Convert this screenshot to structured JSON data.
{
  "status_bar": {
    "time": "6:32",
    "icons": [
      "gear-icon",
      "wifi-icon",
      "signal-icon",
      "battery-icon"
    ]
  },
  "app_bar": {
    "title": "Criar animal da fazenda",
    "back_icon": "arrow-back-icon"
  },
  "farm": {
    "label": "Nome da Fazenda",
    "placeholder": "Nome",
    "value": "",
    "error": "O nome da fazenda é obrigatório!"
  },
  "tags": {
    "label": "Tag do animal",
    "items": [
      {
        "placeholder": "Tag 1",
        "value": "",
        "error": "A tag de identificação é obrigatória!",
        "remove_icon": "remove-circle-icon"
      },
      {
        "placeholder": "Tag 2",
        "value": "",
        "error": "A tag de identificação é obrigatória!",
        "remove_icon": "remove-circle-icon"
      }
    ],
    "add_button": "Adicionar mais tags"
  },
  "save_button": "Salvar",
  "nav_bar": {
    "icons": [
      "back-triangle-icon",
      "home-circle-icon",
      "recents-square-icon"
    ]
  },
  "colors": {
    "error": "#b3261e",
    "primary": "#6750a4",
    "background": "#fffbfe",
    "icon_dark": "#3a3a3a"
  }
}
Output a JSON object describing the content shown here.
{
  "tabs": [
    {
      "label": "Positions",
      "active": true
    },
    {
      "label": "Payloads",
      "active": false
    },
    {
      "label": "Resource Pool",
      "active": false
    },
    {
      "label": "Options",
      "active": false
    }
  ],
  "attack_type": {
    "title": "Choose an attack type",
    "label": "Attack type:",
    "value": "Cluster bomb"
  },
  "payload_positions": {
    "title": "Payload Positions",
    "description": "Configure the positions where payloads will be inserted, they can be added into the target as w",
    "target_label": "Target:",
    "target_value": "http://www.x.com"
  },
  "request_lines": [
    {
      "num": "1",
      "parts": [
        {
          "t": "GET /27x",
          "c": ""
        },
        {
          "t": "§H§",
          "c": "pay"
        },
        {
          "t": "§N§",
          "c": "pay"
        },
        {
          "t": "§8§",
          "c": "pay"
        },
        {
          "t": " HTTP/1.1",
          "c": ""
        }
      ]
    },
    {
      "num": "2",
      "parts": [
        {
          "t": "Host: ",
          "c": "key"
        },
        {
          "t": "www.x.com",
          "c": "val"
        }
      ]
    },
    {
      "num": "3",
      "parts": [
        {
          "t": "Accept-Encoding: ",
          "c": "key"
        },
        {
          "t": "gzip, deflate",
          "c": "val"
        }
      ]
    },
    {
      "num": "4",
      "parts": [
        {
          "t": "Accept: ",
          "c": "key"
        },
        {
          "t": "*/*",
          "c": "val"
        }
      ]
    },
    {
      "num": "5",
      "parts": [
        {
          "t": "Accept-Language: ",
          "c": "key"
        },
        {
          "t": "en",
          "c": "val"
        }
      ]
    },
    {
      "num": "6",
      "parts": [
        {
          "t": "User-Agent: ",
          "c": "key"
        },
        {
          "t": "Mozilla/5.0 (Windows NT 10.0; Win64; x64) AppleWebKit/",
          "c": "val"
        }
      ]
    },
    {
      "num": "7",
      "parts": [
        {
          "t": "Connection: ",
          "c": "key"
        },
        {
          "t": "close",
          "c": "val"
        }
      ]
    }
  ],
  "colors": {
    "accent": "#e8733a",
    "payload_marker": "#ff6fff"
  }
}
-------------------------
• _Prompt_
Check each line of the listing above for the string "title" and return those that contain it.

• _Solution to this task_
    "title": "Criar animal da fazenda",
    "title": "Choose an attack type",
    "title": "Payload Positions",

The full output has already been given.